Organized by the Government of Mexico.
Miguel Ruiz Cabañas, Cice.minister of Foreign Affaires of Mexico (moderator)
Lakshmi Puri, Deputy Executive Director, UN Women | We believe that there is a need to put an emphasis on prevention and on women. Women leadership and participation is crucial. In particular, women needs have to be taken into account in harm reduction campaigns. We also need a greater representation of women in justice systems and the enforcement of law. All these examples show that it is time now, thanks to Mexico’s intervention, to apply a gender responsible approach to the world drug policy.
Jessica Faieta, Regional Director for Latin America and the Caribbean, UNDP| From UNDP we see that the relationship between the drug problem and human development are complex. Drugs policies have strong effects on development problems. In Latin American institutions have been deeply affected by the drugs problems.
But the 2030 agenda only makes a single reference to drugs. However, we believe that all sustainable developments goals are related in a way or another. This is why UNDP has dedicated some energy on this subject. Consumption spread of HIV/AIDS, lack of political empowerment, gender inequalities… all of these are obstacles for achieving the development goals, and it is why we invest on this.
There are potential contradictions between the implementation of drug policies and the development of the development agenda. So we believe that it is crucial that we consider the inclusion of indicators that will reflect new realities. For example, we don’t need to count the number of crops but measure the number of legal markets or the young incorporated. Drug policy cannot represent a factor that affects negatively communities. On the contrary they must sustain the development for all, without leaving someone behind.
Dr. Shekar Saxena, Director of mental health and substance abuse, WHO| WHO is today committed to fulfill the needs on public health concerning the drug problem. For the first time the development goals are for the whole world, for all the countries, and not only for the must needed. So in a coordinated and integrated manner, if drug abuse is related in only one goal, they have to be related in other manners, keeping all the goals in mind.
The WHO assembly will take place in May next month and it will include the agenda of the drug problem.
About it, the WHO will like to recommend activities in 5 areas in which WHO plays a significant role:
- Prevention of drug use. We recognized there is a circle of drug abuse, poverty, violence, and diseases. We believe that prevention programs that can reduce the negative effects really exist.
- Treatment and care of people with drug use disorders. People who seek help and deserve help that can break the circle.
- To prevent diseases like HIV/AIDS and Hepatitis C, but also accidents related to consumption.
- Access to controlled medicines. This is directly in relation to the international conventions.
- Monitoring and evaluation in order to track drug abuse and the resources that the countries are spending in this. So countries can show whether a rebalancing of health have succeeded or not, and what actions have to be taken.
We think we can help to implement the outcome document in these areas, in order to achieve the goals of an inclusive society in the health sector.

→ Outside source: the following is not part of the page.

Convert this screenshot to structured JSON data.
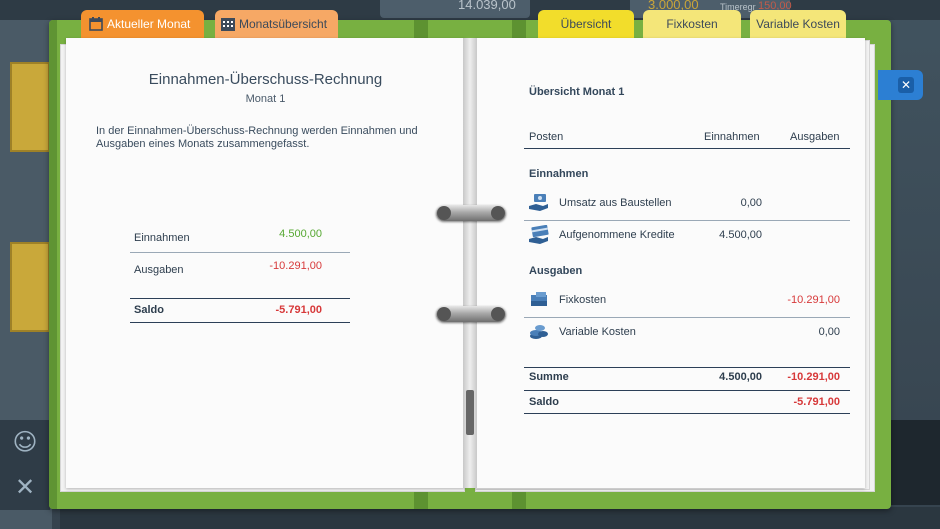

Heather Haase, NY NGO Committee | One of the main concerns of civil society is the stigma of drug users that continue to exist. Criminalization and stigmatization of communities touched by drug trafficking that create structural barriers for an economical development. Respecting to the criminalization, civil society is arguing that the benefits today are very low. We are opposed to the use to death penalty. We think that responsible regulation needs to be see as a public health measure. Also, issues concerning women and their families (when they are the breadwinner figure) need to be taken into account. Alternative development is also important but has been talked in other rooms… Our recommendations go much further that the outcome document, away from indicators for for a “drug free world”.

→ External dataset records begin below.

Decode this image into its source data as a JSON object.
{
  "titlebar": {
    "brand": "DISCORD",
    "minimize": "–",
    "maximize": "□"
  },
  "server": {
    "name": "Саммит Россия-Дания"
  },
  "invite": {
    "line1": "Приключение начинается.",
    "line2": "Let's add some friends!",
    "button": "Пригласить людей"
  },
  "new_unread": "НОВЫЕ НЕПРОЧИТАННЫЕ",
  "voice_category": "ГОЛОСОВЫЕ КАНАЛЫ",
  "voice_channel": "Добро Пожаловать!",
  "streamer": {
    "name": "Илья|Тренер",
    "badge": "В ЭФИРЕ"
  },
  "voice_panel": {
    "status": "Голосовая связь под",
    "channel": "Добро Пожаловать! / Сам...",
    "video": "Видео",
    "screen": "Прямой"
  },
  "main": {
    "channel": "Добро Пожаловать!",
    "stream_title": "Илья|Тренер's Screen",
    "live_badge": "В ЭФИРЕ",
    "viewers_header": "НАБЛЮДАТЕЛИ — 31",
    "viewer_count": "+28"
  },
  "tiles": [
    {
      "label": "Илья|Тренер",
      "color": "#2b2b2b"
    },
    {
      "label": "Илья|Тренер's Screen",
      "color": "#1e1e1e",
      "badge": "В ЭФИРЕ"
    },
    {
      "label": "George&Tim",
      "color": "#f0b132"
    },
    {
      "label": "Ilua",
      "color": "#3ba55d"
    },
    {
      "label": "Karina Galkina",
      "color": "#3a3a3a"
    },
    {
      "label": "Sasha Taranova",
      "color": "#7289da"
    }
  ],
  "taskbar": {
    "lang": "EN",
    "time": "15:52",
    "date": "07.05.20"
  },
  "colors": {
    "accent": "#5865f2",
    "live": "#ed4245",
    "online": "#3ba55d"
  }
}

What are the next steps to be taken? Treaty reform is not on the table but treaty review should. This is why we need to create a Treaty review committee, as an independent commission to the study of the Conventions, with the participation of the civil society. So far, we have a positive impression of UNGASS and the outcome document because this conversation has just started now but will continue at least for the next 3 years.